-- Data shown --

+---+

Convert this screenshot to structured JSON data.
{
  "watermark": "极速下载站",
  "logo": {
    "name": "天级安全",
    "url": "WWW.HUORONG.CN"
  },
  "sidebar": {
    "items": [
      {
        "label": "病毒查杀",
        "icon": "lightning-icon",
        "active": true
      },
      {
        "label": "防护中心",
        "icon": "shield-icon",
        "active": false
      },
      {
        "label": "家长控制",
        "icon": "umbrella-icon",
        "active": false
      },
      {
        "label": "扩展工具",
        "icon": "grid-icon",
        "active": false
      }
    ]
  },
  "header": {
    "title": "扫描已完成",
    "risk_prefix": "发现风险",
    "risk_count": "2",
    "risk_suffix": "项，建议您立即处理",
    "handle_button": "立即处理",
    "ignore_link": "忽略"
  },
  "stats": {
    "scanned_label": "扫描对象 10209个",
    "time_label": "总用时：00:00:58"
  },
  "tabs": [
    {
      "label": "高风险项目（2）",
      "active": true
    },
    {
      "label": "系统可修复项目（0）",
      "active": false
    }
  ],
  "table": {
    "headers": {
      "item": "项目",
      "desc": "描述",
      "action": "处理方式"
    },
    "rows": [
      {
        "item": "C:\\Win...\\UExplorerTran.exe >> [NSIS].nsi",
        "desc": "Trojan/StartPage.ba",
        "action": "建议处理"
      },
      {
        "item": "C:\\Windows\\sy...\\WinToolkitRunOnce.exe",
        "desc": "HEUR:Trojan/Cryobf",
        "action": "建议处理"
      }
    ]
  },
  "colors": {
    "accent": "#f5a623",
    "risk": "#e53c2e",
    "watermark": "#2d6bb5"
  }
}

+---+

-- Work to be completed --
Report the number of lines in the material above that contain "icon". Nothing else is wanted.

-- Solution to this task --
4